Amid a slowing property market in Dubai, Damac’s base, the developer is eying Saudi Arabia as a potential ground for expansion for its high-spec residential projects.
Damac has one development in Jeddah, and a twin-tower project in Riyadh — and Sajwani said it is looking for additional plots in the Kingdom.
“It’s a big market. It is changing, it is opening up, so we see a potential there … We are looking,” he said.
“In the Middle East, Saudi Arabia is the biggest economy … They have some very ambitious projects, like the Neom city and other large projects. We’re watching those and studying them very carefully.”
The $500 billion Neom project, which was announced in 2017, is set to be a huge economic zone with residential, commercial and tourist facilities on the Red Sea coast.
Sajwani said doing business in Saudi Arabia was “a bit more difficult or complicated” that the UAE, but said the country is opening up, citing moves to allow women to drive and reopen cinemas.
He was speaking to Arab News in Damac’s London sales office, opposite the Harrods department store in Knightsbridge. The office, kitted out in plush Versace furnishings, is selling units at Damac’s first development in the UK, the Damac Tower Nine Elms London.
The 50-storey development is in a new urban district south of the River Thames, which is also home to the US Embassy and the famous Battersea Power Station, which is being redeveloped as a residential and commercial property.
Work on Damac's tower is underway and is due to complete in late 2020 or early 2021, Sajwani said.
“We have sold more than 60 percent of the project,” he said. “It’s very mixed, we have (buyers) from the UK, from Asia, the Middle East.”
Damac’s first London project was launched in 2015, the year before the referendum on the UK exiting the EU — the result of which has had a knock-on effect on the London property market.
“Definitely Brexit has cause a lot of concern, people are not clear where the situation will go. Overall, the market has suffered because of Brexit,” Sajwani said.
“It’s going to be difficult for the coming two years at least … unless (the UK decides) to stay in the EU.”
Despite the ongoing uncertainty over Brexit, Sajwani said Damac was looking for additional plots of land in London, both in the “golden triangle” — the pricey areas of Mayfair, Belgravia and Knightsbridge, which are popular with Gulf investors — and new residential districts like Nine Elms.
Sajwani is considering an investment of “up to £500 million” on a new project in the UK capital.
“We are looking aggressively, and spending a lot of time … finding other opportunities,” he said. “Our appetite for London is there.”

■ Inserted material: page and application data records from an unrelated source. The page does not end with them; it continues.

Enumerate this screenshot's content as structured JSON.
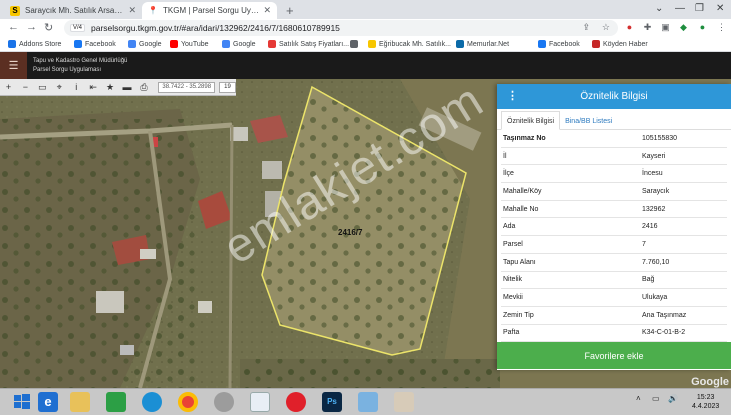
{
  "browser": {
    "tabs": [
      {
        "label": "Saraycık Mh. Satılık Arsa İlanları ve",
        "active": false
      },
      {
        "label": "TKGM | Parsel Sorgu Uygulaması",
        "active": true
      }
    ],
    "new_tab": "+",
    "url": "parselsorgu.tkgm.gov.tr/#ara/idari/132962/2416/7/1680610789915",
    "bookmarks": [
      {
        "label": "Addons Store",
        "icon": "apps-icon",
        "color": "#1a73e8"
      },
      {
        "label": "Facebook",
        "icon": "facebook-icon",
        "color": "#1877f2"
      },
      {
        "label": "Google",
        "icon": "google-icon",
        "color": "#4285f4"
      },
      {
        "label": "YouTube",
        "icon": "youtube-icon",
        "color": "#ff0000"
      },
      {
        "label": "Google",
        "icon": "google-icon",
        "color": "#4285f4"
      },
      {
        "label": "Satılık Satış Fiyatları...",
        "icon": "sahibinden-icon",
        "color": "#e53935"
      },
      {
        "label": "",
        "icon": "globe-icon",
        "color": "#5f6368"
      },
      {
        "label": "Eğribucak Mh. Satılık...",
        "icon": "sahibinden-icon",
        "color": "#f7c600"
      },
      {
        "label": "Memurlar.Net",
        "icon": "memurlar-icon",
        "color": "#0b6aa8"
      },
      {
        "label": "Facebook",
        "icon": "facebook-icon",
        "color": "#1877f2"
      },
      {
        "label": "Köyden Haber",
        "icon": "koyden-icon",
        "color": "#c62828"
      }
    ]
  },
  "app": {
    "menu_icon": "☰",
    "org_line1": "Tapu ve Kadastro Genel Müdürlüğü",
    "org_line2": "Parsel Sorgu Uygulaması"
  },
  "map": {
    "coordinates": "38.7422 - 35.2898",
    "zoom": "19",
    "parcel_label": "2416/7",
    "watermark": "emlakjet.com",
    "provider": "Google"
  },
  "panel": {
    "title": "Öznitelik Bilgisi",
    "tabs": [
      "Öznitelik Bilgisi",
      "Bina/BB Listesi"
    ],
    "rows": [
      {
        "key": "Taşınmaz No",
        "value": "105155830"
      },
      {
        "key": "İl",
        "value": "Kayseri"
      },
      {
        "key": "İlçe",
        "value": "İncesu"
      },
      {
        "key": "Mahalle/Köy",
        "value": "Saraycık"
      },
      {
        "key": "Mahalle No",
        "value": "132962"
      },
      {
        "key": "Ada",
        "value": "2416"
      },
      {
        "key": "Parsel",
        "value": "7"
      },
      {
        "key": "Tapu Alanı",
        "value": "7.760,10"
      },
      {
        "key": "Nitelik",
        "value": "Bağ"
      },
      {
        "key": "Mevkii",
        "value": "Ulukaya"
      },
      {
        "key": "Zemin Tip",
        "value": "Ana Taşınmaz"
      },
      {
        "key": "Pafta",
        "value": "K34-C-01-B-2"
      }
    ],
    "favorite_button": "Favorilere ekle"
  },
  "taskbar": {
    "time": "15:23",
    "date": "4.4.2023"
  }
}
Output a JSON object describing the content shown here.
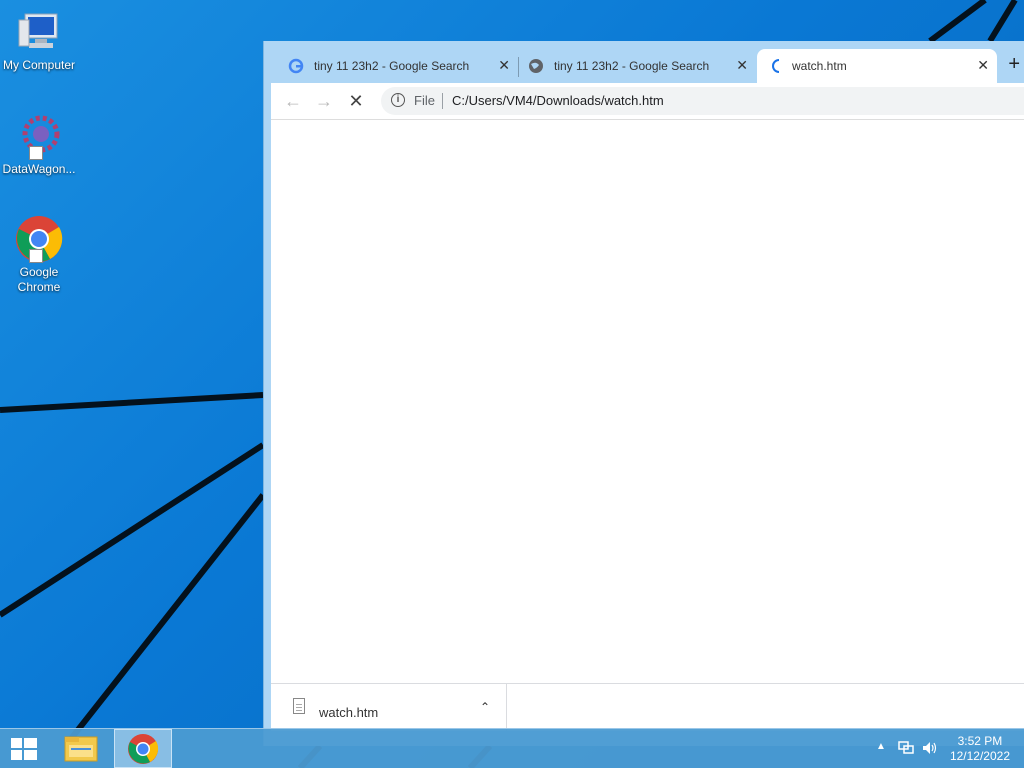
{
  "desktop": {
    "icons": [
      {
        "label": "My Computer"
      },
      {
        "label": "DataWagon..."
      },
      {
        "label": "Google Chrome"
      }
    ]
  },
  "browser": {
    "tabs": [
      {
        "title": "tiny 11 23h2 - Google Search",
        "favicon": "google-g-icon"
      },
      {
        "title": "tiny 11 23h2 - Google Search",
        "favicon": "globe-icon"
      },
      {
        "title": "watch.htm",
        "favicon": "loading-spinner-icon",
        "active": true
      }
    ],
    "newtab": "+",
    "close_glyph": "✕",
    "omnibox": {
      "scheme": "File",
      "url": "C:/Users/VM4/Downloads/watch.htm"
    },
    "download": {
      "filename": "watch.htm"
    }
  },
  "taskbar": {
    "time": "3:52 PM",
    "date": "12/12/2022"
  },
  "colors": {
    "desktop": "#0a78d4",
    "tabstrip": "#aed6f5",
    "taskbar": "#4b9bd2"
  }
}
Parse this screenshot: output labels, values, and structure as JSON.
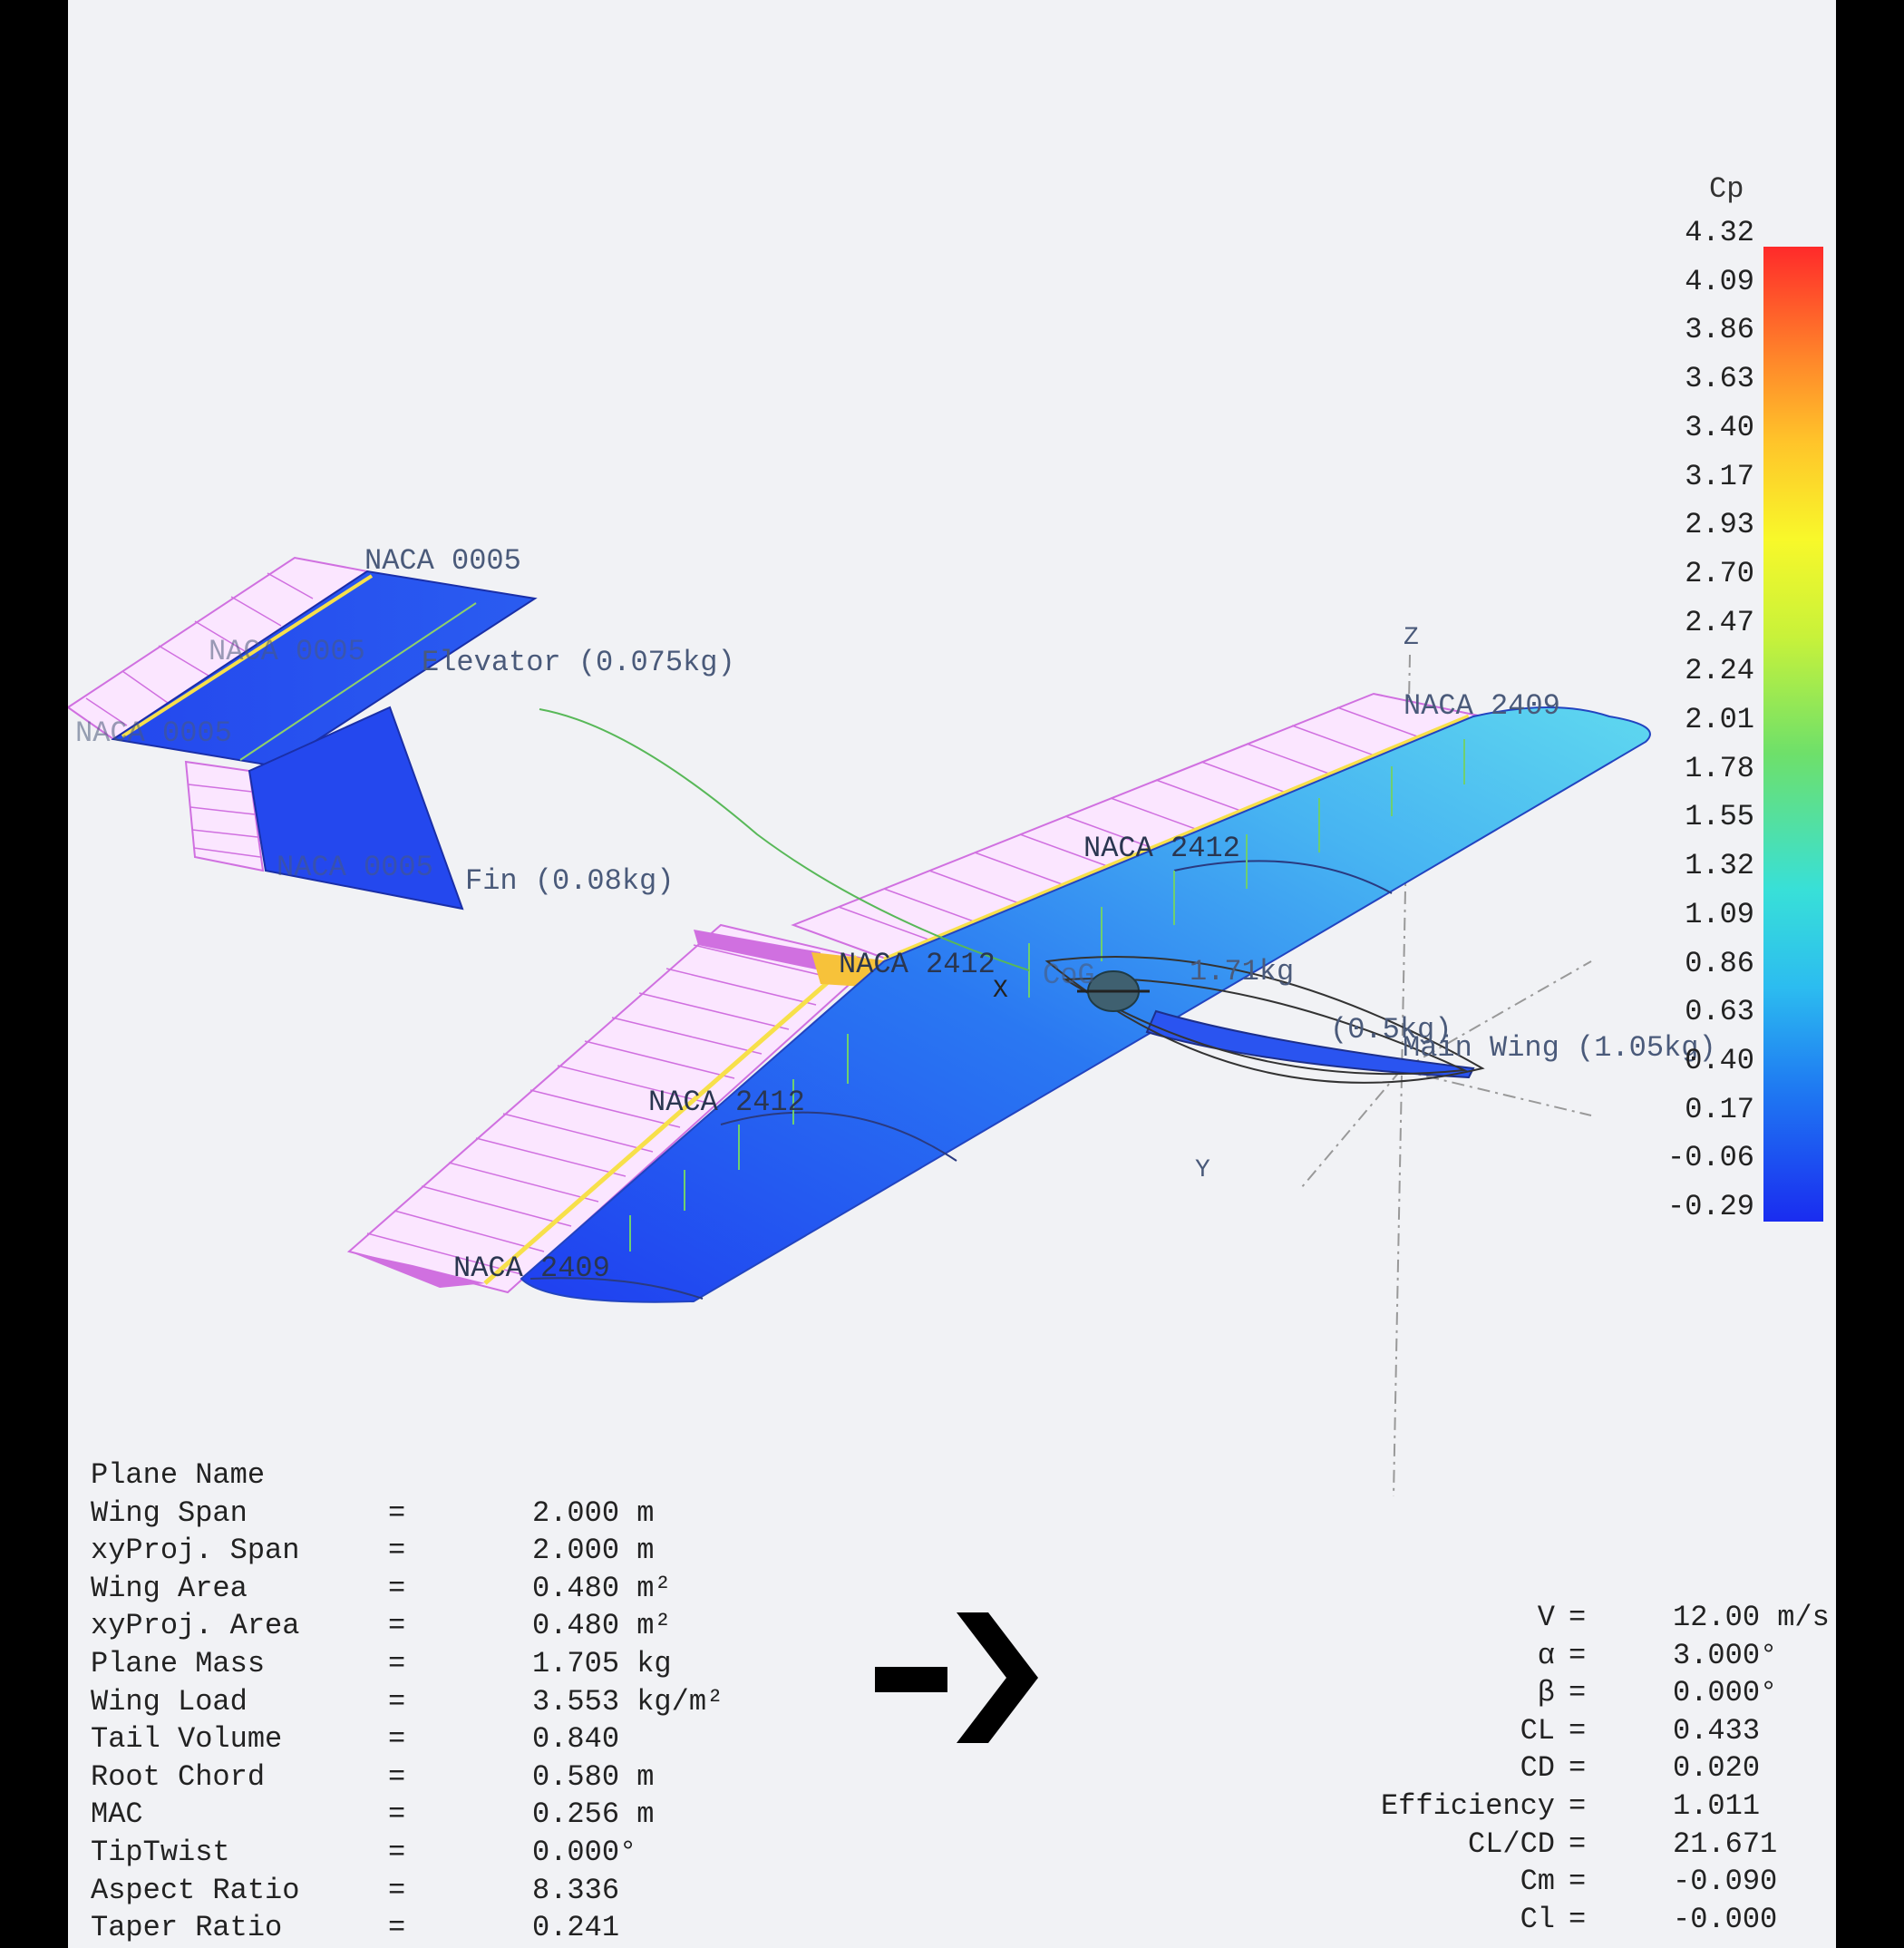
{
  "colorbar": {
    "title": "Cp",
    "ticks": [
      "4.32",
      "4.09",
      "3.86",
      "3.63",
      "3.40",
      "3.17",
      "2.93",
      "2.70",
      "2.47",
      "2.24",
      "2.01",
      "1.78",
      "1.55",
      "1.32",
      "1.09",
      "0.86",
      "0.63",
      "0.40",
      "0.17",
      "-0.06",
      "-0.29"
    ]
  },
  "labels": {
    "naca_0005_top": "NACA 0005",
    "naca_0005_mid": "NACA 0005",
    "naca_0005_left": "NACA 0005",
    "naca_0005_fin": "NACA 0005",
    "elevator": "Elevator (0.075kg)",
    "fin": "Fin (0.08kg)",
    "naca_2409_tip_right": "NACA 2409",
    "naca_2412_right": "NACA 2412",
    "naca_2412_root": "NACA 2412",
    "naca_2412_left": "NACA 2412",
    "naca_2409_tip_left": "NACA 2409",
    "cog": "CoG",
    "cog_mass": "1.71kg",
    "fuselage_mass": "(0.5kg)",
    "main_wing": "Main Wing (1.05kg)",
    "axis_z": "Z",
    "axis_y": "Y",
    "axis_x": "X"
  },
  "plane_props": [
    {
      "key": "Plane Name",
      "eq": "",
      "val": ""
    },
    {
      "key": "Wing Span",
      "eq": "=",
      "val": "2.000 m"
    },
    {
      "key": "xyProj. Span",
      "eq": "=",
      "val": "2.000 m"
    },
    {
      "key": "Wing Area",
      "eq": "=",
      "val": "0.480 m²"
    },
    {
      "key": "xyProj. Area",
      "eq": "=",
      "val": "0.480 m²"
    },
    {
      "key": "Plane Mass",
      "eq": "=",
      "val": "1.705 kg"
    },
    {
      "key": "Wing Load",
      "eq": "=",
      "val": "3.553 kg/m²"
    },
    {
      "key": "Tail Volume",
      "eq": "=",
      "val": "0.840"
    },
    {
      "key": "Root Chord",
      "eq": "=",
      "val": "0.580 m"
    },
    {
      "key": "MAC",
      "eq": "=",
      "val": "0.256 m"
    },
    {
      "key": "TipTwist",
      "eq": "=",
      "val": "0.000°"
    },
    {
      "key": "Aspect Ratio",
      "eq": "=",
      "val": "8.336"
    },
    {
      "key": "Taper Ratio",
      "eq": "=",
      "val": "0.241"
    }
  ],
  "aero_results": [
    {
      "key": "V",
      "eq": "=",
      "val": "12.00 m/s"
    },
    {
      "key": "α",
      "eq": "=",
      "val": "3.000°"
    },
    {
      "key": "β",
      "eq": "=",
      "val": "0.000°"
    },
    {
      "key": "CL",
      "eq": "=",
      "val": "0.433"
    },
    {
      "key": "CD",
      "eq": "=",
      "val": "0.020"
    },
    {
      "key": "Efficiency",
      "eq": "=",
      "val": "1.011"
    },
    {
      "key": "CL/CD",
      "eq": "=",
      "val": "21.671"
    },
    {
      "key": "Cm",
      "eq": "=",
      "val": "-0.090"
    },
    {
      "key": "Cl",
      "eq": "=",
      "val": "-0.000"
    }
  ],
  "colors": {
    "surface_blue": "#2446f0",
    "surface_light": "#5fd0f0",
    "flap_magenta": "#d070e0",
    "flap_yellow": "#f7e04a",
    "background": "#f1f2f5"
  },
  "icons": {
    "next": "chevron-right-arrow-icon"
  }
}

Damac is also considering other international property markets for expansion, including parts of Europe and North American cities like Toronto, Boston, New York and Miami, Sajwani said.
The international drive by Damac comes, however, amid a tough property market in the developer’s home market of Dubai.
Damac in February reported that its 2018 profits fell by nearly 60 percent, with its fourth-quarter profit tumbling by 87 percent, according to Reuters calculations.
Sajwani — whose company attracted headlines for its partnership with the Trump Organization for two golf courses in Dubai — does not see any immediate recovery in the emirate’s property market, or Damac’s financial results.
“(With) the market being soft, prices being under pressure, we are part of the market — we are not going to do better than last year,” he said. “This year and next year are going to be difficult years. But it’s a great opportunity for the buyers.”
But the developer said Dubai was “very strong fundamentally,” citing factors like its advanced infrastructure, safety and security, and low taxes.
In 2018, Damac delivered over 4,100 units — a record for the company — and this year, despite the difficult market, it plans to hand over even more.
“We’re expecting north of 7,000,” Sajwani said. “This year will be another record.”